Here are some possible contradictions:
  • Truth is beauty and beauty is truth. Some beautiful people lie and harm others. Just look at Casey Anthony and possibly Amanda Knox. Observe the prejudice against unattractive, obese or elderly people.
  • Creation and destruction are intertwined: In our bodies cells are dying and new cells are being born.
  • Obedience is taught both at home and in school to most every child. Obedience to Hitler caused a holocaust.
  • Sex can be naughty or is it nice and healthy? Many of us are raised with a sort of sexual schizophrenia, causing us to censor/repress our feelings and fantasies.

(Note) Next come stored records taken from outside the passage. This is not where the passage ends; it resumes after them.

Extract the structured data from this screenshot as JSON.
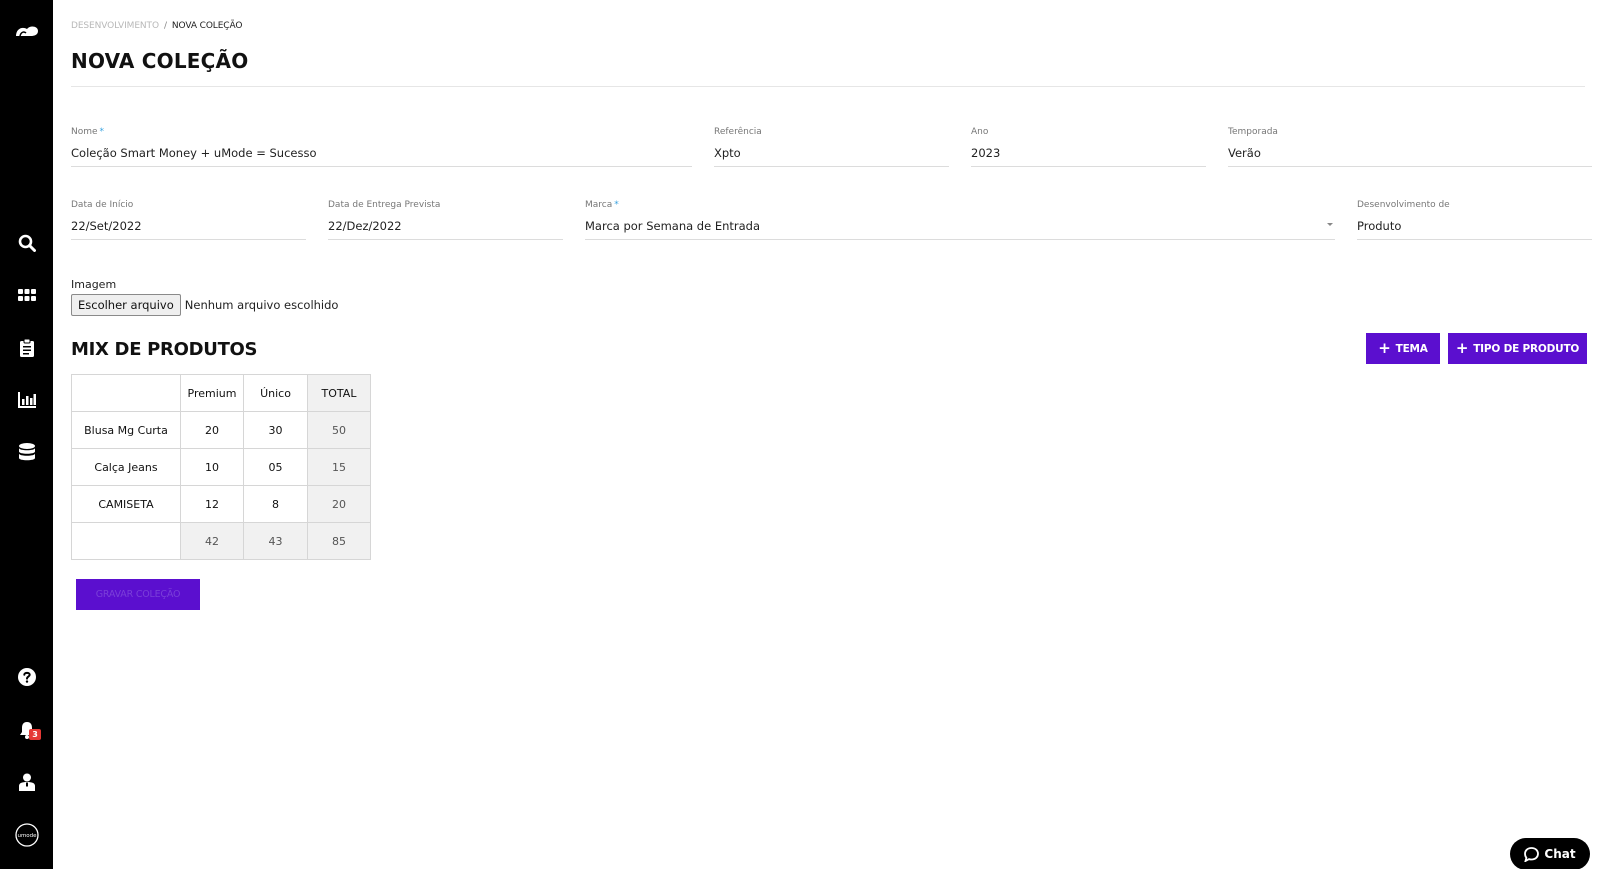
{
  "breadcrumb": {
    "parent": "DESENVOLVIMENTO",
    "separator": "/",
    "current": "NOVA COLEÇÃO"
  },
  "page_title": "NOVA COLEÇÃO",
  "form": {
    "nome": {
      "label": "Nome",
      "required_mark": "*",
      "value": "Coleção Smart Money + uMode = Sucesso"
    },
    "referencia": {
      "label": "Referência",
      "value": "Xpto"
    },
    "ano": {
      "label": "Ano",
      "value": "2023"
    },
    "temporada": {
      "label": "Temporada",
      "value": "Verão"
    },
    "data_inicio": {
      "label": "Data de Início",
      "value": "22/Set/2022"
    },
    "data_entrega": {
      "label": "Data de Entrega Prevista",
      "value": "22/Dez/2022"
    },
    "marca": {
      "label": "Marca",
      "required_mark": "*",
      "value": "Marca por Semana de Entrada"
    },
    "desenvolvimento": {
      "label": "Desenvolvimento de",
      "value": "Produto"
    },
    "imagem": {
      "label": "Imagem",
      "button": "Escolher arquivo",
      "status": "Nenhum arquivo escolhido"
    }
  },
  "mix": {
    "title": "MIX DE PRODUTOS",
    "add_tema": "TEMA",
    "add_tipo": "TIPO DE PRODUTO",
    "headers": [
      "",
      "Premium",
      "Único",
      "TOTAL"
    ],
    "rows": [
      [
        "Blusa Mg Curta",
        "20",
        "30",
        "50"
      ],
      [
        "Calça Jeans",
        "10",
        "05",
        "15"
      ],
      [
        "CAMISETA",
        "12",
        "8",
        "20"
      ]
    ],
    "totals": [
      "",
      "42",
      "43",
      "85"
    ]
  },
  "save_label": "GRAVAR COLEÇÃO",
  "notifications": {
    "count": "3"
  },
  "chat_label": "Chat",
  "colors": {
    "accent": "#5b0fcf",
    "sidebar": "#000000",
    "badge": "#e53935",
    "required": "#39a3e0"
  },
  "icons": [
    "logo-icon",
    "search-icon",
    "grid-icon",
    "clipboard-icon",
    "chart-icon",
    "database-icon",
    "help-icon",
    "bell-icon",
    "user-icon",
    "umode-icon",
    "chat-icon",
    "plus-icon",
    "caret-down-icon"
  ]
}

  • Many cultures blame the rape victim for triggering the abuse.
  • Food is something we both bless as spiritual and shun as an enemy.
  • Technology is empowering helping us to connect with others quickly, yet diminishing our natural rhythms and ability to communicate face to face.
  • There are subtle differences between manipulation and influence. Do you know them?
Clearly, these few examples highlight that life is peppered with contradictions. Bad and good are terms which can be used to describe an event or a person depending on the angle of perception – they coexist. What seems bad today could potentially be good tomorrow and vice versa. So, is your cup half full or half empty?

You should periodically tweak your bad and good value system because:
  • Every bad day has something good in it – look for this hidden treasure.
  • Your stern inner critic, telling you how bad you are, could inhibit you from flowering.
  • You have to be bad, even awful, when you start learning something new until you become proficient.
  • You need to sense who you hang around with because you do absorb either their goodness or toxicity. This principle can be extended to art, movies, books and music.
  • The next time you vehemently defend your rightness, know that everyone self-justifies and sees things from their own perspective.
  • Accept the many selves of your personality to embrace your whole human experience. For example, jealousy can spur you to accomplish.
  • Always helping others and being of service can have a dark side – you need to prove that you are a superior person. Give others a chance to reciprocate.
  • If you feel ashamed and guilty about your life, rewrite your story this minute with an awareness of how all this bad led you to the good, exposing a fresh, new growth.

Debbie Mandel, MA is the author of Addicted to Stress: A Woman's 7 Step Program to Reclaim Joy and Spontaneity in Life, Changing Habits: The Caregivers' Total Workout and Turn On Your Inner Light: Fitness for Body, Mind and Soul, a stress-reduction specialist, motivational speaker, a personal trainer and mind/body lecturer. She is the host of the weekly Turn On Your Inner Light Show on WGBB AM1240 in New York City , produces a weekly wellness newsletter, and has been featured on radio/ TV and print media. To learn more visit: